An Ontology-Based Solution for Knowledge Management and eLearning Integration

  • Amal Zouaq
  • Claude Frasson
  • Roger Nkambou
Part of the Lecture Notes in Computer Science book series (LNCS, volume 4053)


As knowledge becomes a crucial asset to organization’s survival, an efficient knowledge management policy should be set up and should result into an organizational memory. Similarly, an effective eLearning program must be implemented in the organization and exploit the organizational memory to manage competence evolution. In this paper, we introduce a framework to manage organizational knowledge through the creation and management of an ontology-based Organizational Memory (OM). We also explain how an Intelligent Tutoring System (ITS) can benefit from this OM in order to provide a just-in time, just enough learning solution to the organization’s members.


Knowledge Management Domain Ontology Organizational Knowledge Intelligent Tutoring System Organizational Memory 
These keywords were added by machine and not by the authors. This process is experimental and the keywords may be updated as the learning algorithm improves.


Unable to display preview. Download preview PDF.

Unable to display preview. Download preview PDF.

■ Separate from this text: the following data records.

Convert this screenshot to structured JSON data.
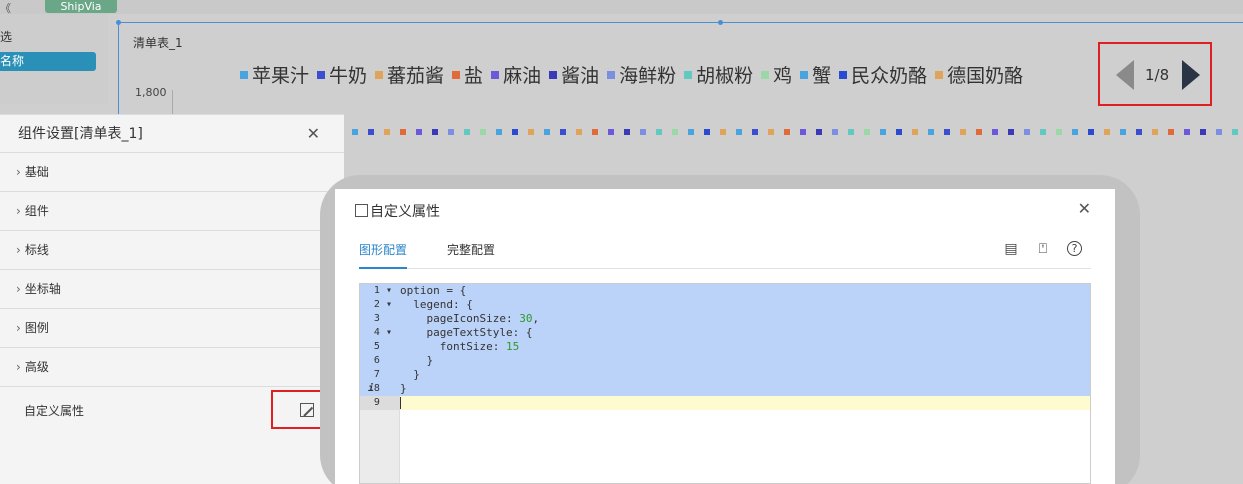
{
  "top": {
    "left_tag": "《",
    "shipvia_tag": "ShipVia",
    "left_label": "选",
    "left_pill": "名称"
  },
  "chart": {
    "title": "清单表_1",
    "y_tick": "1,800",
    "pager_text": "1/8",
    "legend_colors": [
      "#4aa3df",
      "#3a4fd0",
      "#e0a35a",
      "#e06a3a",
      "#6b5ad8",
      "#3a3ab8",
      "#7b8ee0",
      "#62c8c0",
      "#9ad8a8",
      "#4aa3df",
      "#2a4ad0",
      "#e0a35a"
    ]
  },
  "chart_data": {
    "type": "bar",
    "title": "清单表_1",
    "legend": [
      "苹果汁",
      "牛奶",
      "蕃茄酱",
      "盐",
      "麻油",
      "酱油",
      "海鲜粉",
      "胡椒粉",
      "鸡",
      "蟹",
      "民众奶酪",
      "德国奶酪"
    ],
    "yticks": [
      "1,800"
    ],
    "legend_page": "1/8"
  },
  "settings": {
    "title": "组件设置[清单表_1]",
    "rows": [
      "基础",
      "组件",
      "标线",
      "坐标轴",
      "图例",
      "高级"
    ],
    "custom_label": "自定义属性"
  },
  "dialog": {
    "title": "自定义属性",
    "tab_graphic": "图形配置",
    "tab_full": "完整配置",
    "gutter": [
      "1",
      "2",
      "3",
      "4",
      "5",
      "6",
      "7",
      "8",
      "9"
    ]
  },
  "code": {
    "l1": "option = {",
    "l2": "  legend: {",
    "l3_a": "    pageIconSize: ",
    "l3_n": "30",
    "l3_b": ",",
    "l4": "    pageTextStyle: {",
    "l5_a": "      fontSize: ",
    "l5_n": "15",
    "l6": "    }",
    "l7": "  }",
    "l8": "}"
  },
  "colors": {
    "accent": "#2a86c9",
    "highlight_red": "#e02020",
    "selection": "#bcd3f9"
  }
}
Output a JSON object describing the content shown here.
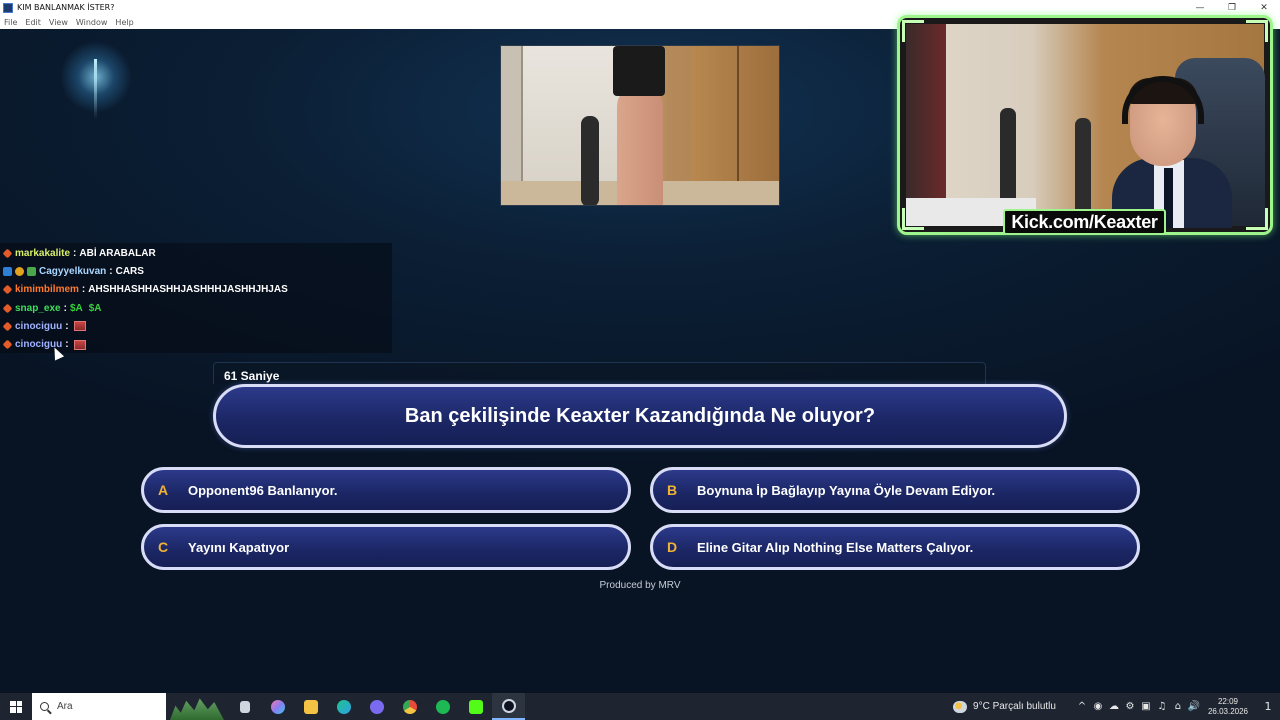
{
  "window": {
    "title": "KIM BANLANMAK İSTER?",
    "controls": {
      "minimize": "—",
      "maximize": "❐",
      "close": "✕"
    }
  },
  "menu": [
    "File",
    "Edit",
    "View",
    "Window",
    "Help"
  ],
  "stream": {
    "channel_label": "Kick.com/Keaxter"
  },
  "chat": [
    {
      "badges": [
        "fire"
      ],
      "user": "markakalite",
      "user_color": "#d8f06a",
      "message": "ABİ ARABALAR"
    },
    {
      "badges": [
        "blue",
        "gold",
        "green"
      ],
      "user": "Cagyyelkuvan",
      "user_color": "#a9d7ff",
      "message": "CARS"
    },
    {
      "badges": [
        "fire"
      ],
      "user": "kimimbilmem",
      "user_color": "#ff7a2e",
      "message": "AHSHHASHHASHHJASHHHJASHHJHJAS"
    },
    {
      "badges": [
        "fire"
      ],
      "user": "snap_exe",
      "user_color": "#3ee05a",
      "message": "",
      "emotes_text": [
        "$A",
        "$A"
      ]
    },
    {
      "badges": [
        "fire"
      ],
      "user": "cinociguu",
      "user_color": "#9fb2ff",
      "message": "",
      "emote": "emote-image"
    },
    {
      "badges": [
        "fire"
      ],
      "user": "cinociguu",
      "user_color": "#9fb2ff",
      "message": "",
      "emote": "emote-image"
    }
  ],
  "quiz": {
    "timer": "61 Saniye",
    "question": "Ban çekilişinde Keaxter Kazandığında Ne oluyor?",
    "answers": [
      {
        "letter": "A",
        "text": "Opponent96 Banlanıyor."
      },
      {
        "letter": "B",
        "text": "Boynuna İp Bağlayıp Yayına Öyle Devam Ediyor."
      },
      {
        "letter": "C",
        "text": "Yayını Kapatıyor"
      },
      {
        "letter": "D",
        "text": "Eline Gitar Alıp Nothing Else Matters Çalıyor."
      }
    ],
    "credit": "Produced by MRV"
  },
  "taskbar": {
    "search_placeholder": "Ara",
    "apps": [
      {
        "name": "task-view-icon",
        "color": "#cfd6e0"
      },
      {
        "name": "copilot-icon",
        "color": "#8a7cf0"
      },
      {
        "name": "file-explorer-icon",
        "color": "#f5c344"
      },
      {
        "name": "edge-icon",
        "color": "#2fa0e6"
      },
      {
        "name": "discord-icon",
        "color": "#7a6af0"
      },
      {
        "name": "chrome-icon",
        "color": "#e84b3c"
      },
      {
        "name": "spotify-icon",
        "color": "#1db954"
      },
      {
        "name": "kick-app-icon",
        "color": "#53fc18"
      },
      {
        "name": "obs-icon",
        "color": "#3a6fd0"
      }
    ],
    "weather": "9°C  Parçalı bulutlu",
    "tray_icons": [
      "^",
      "◉",
      "☁",
      "⚙",
      "▣",
      "♫",
      "⌂",
      "🔊"
    ],
    "time": "22:09",
    "date": "26.03.2026",
    "notifications": "1"
  }
}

  1. 1.
    Abecker, A., Bernardi, A., Sintek, M.: Proactive Knowledge Delivery for Enterprise Knowledge Management. In: Ruhe, G., Bomarius, F. (eds.) SEKE 1999. LNCS, vol. 1756, pp. 103–117. Springer, Heidelberg (2000b)CrossRefGoogle Scholar
  2. 2.
    Conklin, E.J.: Designing Organizational Memory: Preserving Intellectual Assets in a Knowledge Economy, white paper, Group Decision Support Systems, Washington, DC (2001),
  3. 3.
    Gandon, F.: A Multi-Agent Architecture For Distributed Corporate Memories. In: Third International Symposium, From Agent Theory to Agent Implementation, at the 16th European Meeting on Cybernetics and Systems Research (EMCSR 2002), pp. 623–628 (2002)Google Scholar
  4. 4.
    Harman, D.: Ranking Algorithms. In: Frakes, W., Baeza-Yates, R. (eds.) Information Retrieval. Prentice-Hall, USA (1992)Google Scholar
  5. 5.
    OWL: Web Ontology Language. Available at:
  6. 6.
    The Protégé ontology builder. Available at:
  7. 7.
    Schmidt, A.: Bridging the Gap Between Knowledge Management and E-Learning with Context-Aware Corporate Learning. In: Althoff, K.-D., Dengel, A.R., Bergmann, R., Nick, M., Roth-Berghofer, T.R. (eds.) WM 2005. LNCS (LNAI), vol. 3782, pp. 203–213. Springer, Heidelberg (2005)CrossRefGoogle Scholar
  8. 8.
    SCORM (Sharable Content Object Reference Model). Available at:
  9. 9.
    Van Elst, L., Abecker, A.: Domain Ontology Agents for Distributed Organizational Memories. In: Dieng-Kuntz, R., et al. (eds.) Knowledge Management and Organizational Memories. Kluwer Academic Publishers, Dordrecht (2002)Google Scholar
  10. 10.
    Zouaq, A., Frasson, C., Rouane, K.: The explanation agent. In: Gauthier, G., VanLehn, K., Frasson, C. (eds.) ITS 2000. LNCS, vol. 1839, pp. 554–563. Springer, Heidelberg (2000)CrossRefGoogle Scholar

Copyright information

© Springer-Verlag Berlin Heidelberg 2006

Authors and Affiliations

  • Amal Zouaq
    • 1
  • Claude Frasson
    • 1
  • Roger Nkambou
    • 2
  1. 1.University of MontrealMontreal
  2. 2.UQAMMontreal

Personalised recommendations